The Right Stuff is Essential

shutterstock_39389809 FB hi“The Right Stuff is essential for football practice,” she says. “They all call it ‘the packet.’ I open it, mix it with water, and they drink it on the field,” she says. “The coaches notice it. The line coach has three guys that need it.” No-huddle offense means 95 to 115 plays per practice, compared to 70 in an ordinary offense, and the roster is down to 73 players, fewer than most schools. “Our guys are taking more snaps,” Becci says. “We really rely on The Right Stuff for that sort of thing.”

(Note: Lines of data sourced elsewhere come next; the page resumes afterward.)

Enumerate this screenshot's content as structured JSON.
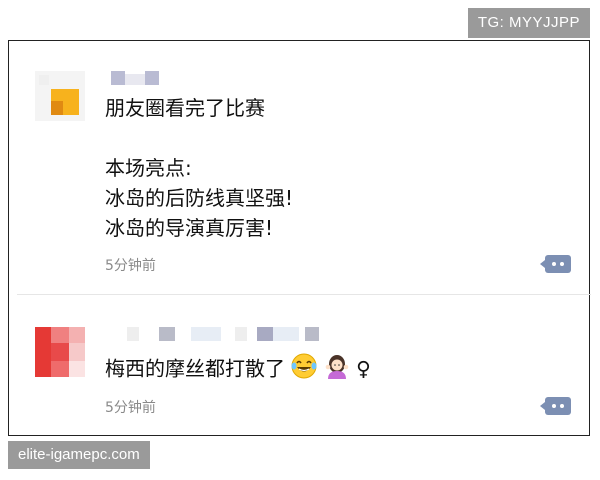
{
  "watermarks": {
    "top": "TG: MYYJJPP",
    "bottom": "elite-igamepc.com"
  },
  "posts": [
    {
      "lines": [
        "朋友圈看完了比赛",
        "",
        "本场亮点:",
        "冰岛的后防线真坚强!",
        "冰岛的导演真厉害!"
      ],
      "time": "5分钟前"
    },
    {
      "text": "梅西的摩丝都打散了",
      "emojis": [
        "tears-of-joy",
        "shrug-woman"
      ],
      "trailing": "♀",
      "time": "5分钟前"
    }
  ],
  "colors": {
    "comment_button": "#7c8fb3",
    "time_text": "#8a8a8a",
    "avatar1": "#f4b400",
    "avatar2": "#e53935"
  }
}
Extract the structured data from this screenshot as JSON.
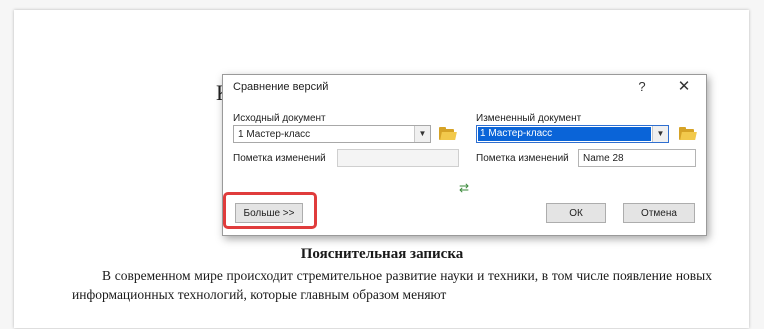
{
  "document": {
    "left_glyph": "К",
    "right_glyph": "¦",
    "heading": "Пояснительная записка",
    "paragraph": "В современном мире происходит стремительное развитие науки и техники, в том числе появление новых информационных технологий, которые главным образом меняют"
  },
  "dialog": {
    "title": "Сравнение версий",
    "help_label": "?",
    "close_label": "✕",
    "original": {
      "label": "Исходный документ",
      "value": "1 Мастер-класс",
      "mark_label": "Пометка изменений",
      "mark_value": ""
    },
    "revised": {
      "label": "Измененный документ",
      "value": "1 Мастер-класс",
      "mark_label": "Пометка изменений",
      "mark_value": "Name 28"
    },
    "more_button": "Больше >>",
    "ok_button": "ОК",
    "cancel_button": "Отмена"
  },
  "colors": {
    "highlight": "#e03c3c",
    "selection": "#0a64d8"
  }
}
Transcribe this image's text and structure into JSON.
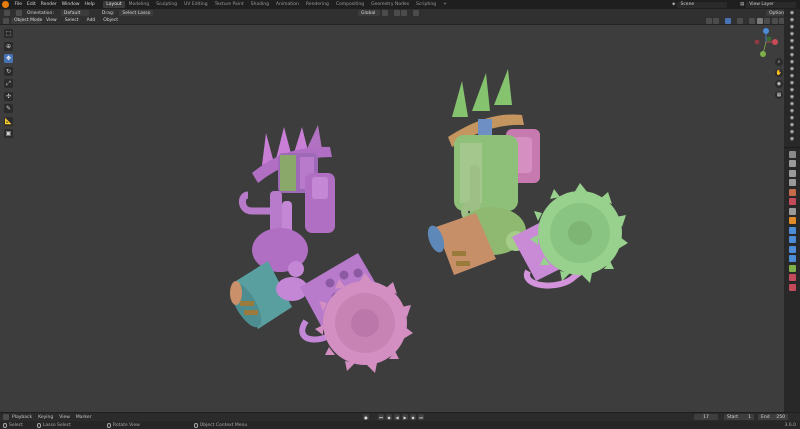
{
  "menu": [
    "File",
    "Edit",
    "Render",
    "Window",
    "Help"
  ],
  "workspaces": [
    "Layout",
    "Modeling",
    "Sculpting",
    "UV Editing",
    "Texture Paint",
    "Shading",
    "Animation",
    "Rendering",
    "Compositing",
    "Geometry Nodes",
    "Scripting",
    "+"
  ],
  "scene": {
    "name": "Scene"
  },
  "view_layer": {
    "name": "View Layer"
  },
  "header": {
    "orientation_label": "Orientation:",
    "orientation_value": "Default",
    "drag_label": "Drag:",
    "drag_value": "Select Lasso",
    "transform_space": "Global",
    "options_label": "Options"
  },
  "header2": {
    "mode": "Object Mode",
    "view": "View",
    "select": "Select",
    "add": "Add",
    "object": "Object"
  },
  "tools": [
    "cursor-select",
    "cursor-3d",
    "move",
    "rotate",
    "scale",
    "transform",
    "annotate",
    "measure",
    "add-cube"
  ],
  "timeline": {
    "playback": "Playback",
    "keying": "Keying",
    "view": "View",
    "marker": "Marker",
    "current_frame": "17",
    "start_label": "Start",
    "start": "1",
    "end_label": "End",
    "end": "250"
  },
  "status": {
    "select": "Select",
    "lasso": "Lasso Select",
    "rotate": "Rotate View",
    "context_menu": "Object Context Menu",
    "version": "3.6.0"
  },
  "colors": {
    "accent": "#4772b3",
    "pink_model": "#d18ad8",
    "green_model": "#8fc77a"
  }
}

Sweating players in full pads can lose at least 1,000 milligrams of sodium an hour. The Right Stuff provides over 1700 milligrams in one packet, and instead of abrasive sodium chloride it’s sodium citrate, which is easier to digest and can help ease the buildup of free radicals that causes muscle fatigue, she says.

“It’s not just because they’re going to cramp,” Becci says. “We want to make sure their muscles are working efficiently. We’re minimizing any breakdown. Linemen need it most. They’re losing a ton of water, but they’re also losing a ton of salt. It’s imperative they have every asset they can.”

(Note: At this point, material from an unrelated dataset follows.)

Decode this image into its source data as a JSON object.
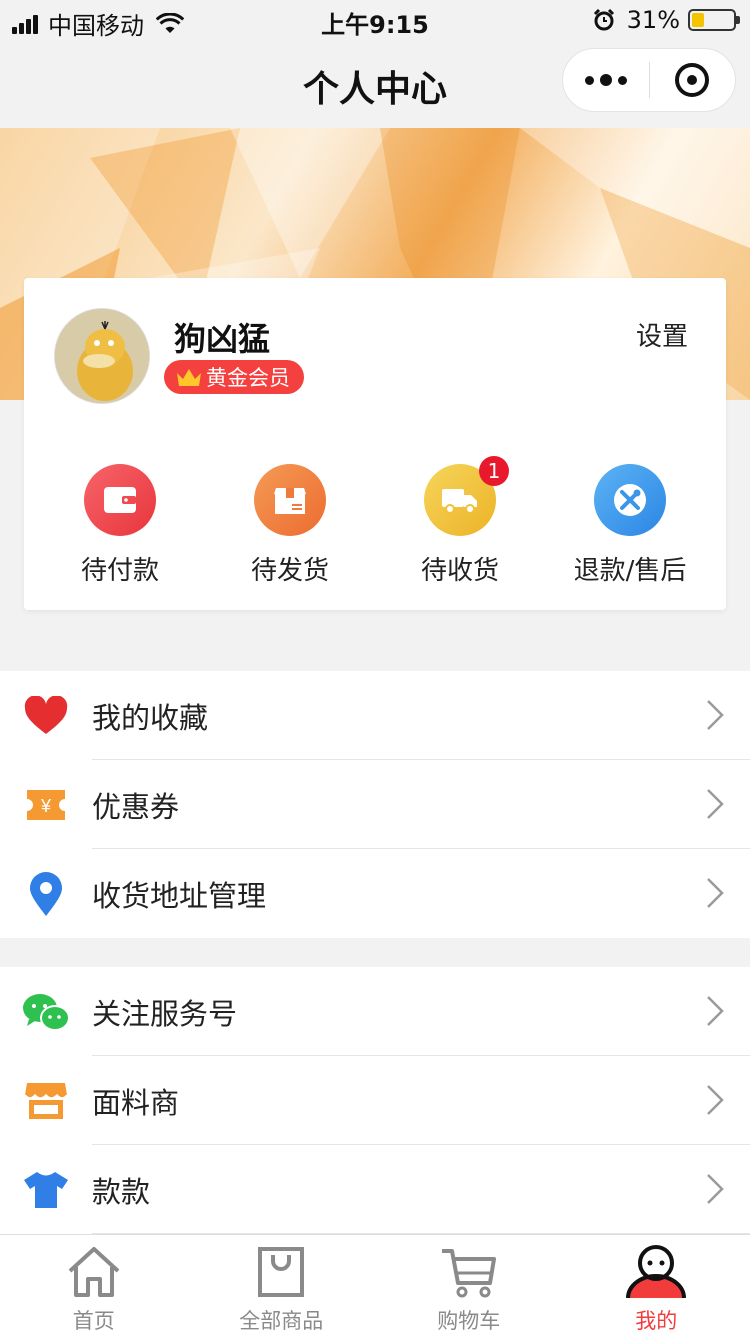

The Right Stuff is important for other athletes too, says Becci, who introduced the product when she became team nutritionist for the Major League Baseball Los Angeles Angels of Anaheim this season.

One of the first things I did when I got to the Angels was get The Right Stuff there too!

“One of the first things I did when I got to the Angels was get The Right Stuff there too” she says, adding that some players have not suffered their usual cramps since they started using it. “They have to make sure they’re just as fueled in the ninth inning as they were in the first. The catcher uses it. The pitchers are using it so they’re well hydrated all the way through.

One of the things I notice most with it is, in talking to the athletes, they feel as though they don’t become as lightheaded as the course of the game goes on. It’s because it has a significant amount of sodium in it and you’re reloading that sodium. You’re losing less water, and you’re retaining sodium.

The guys that use it have to use it every time. There’s no playing without it after you’ve felt the benefit.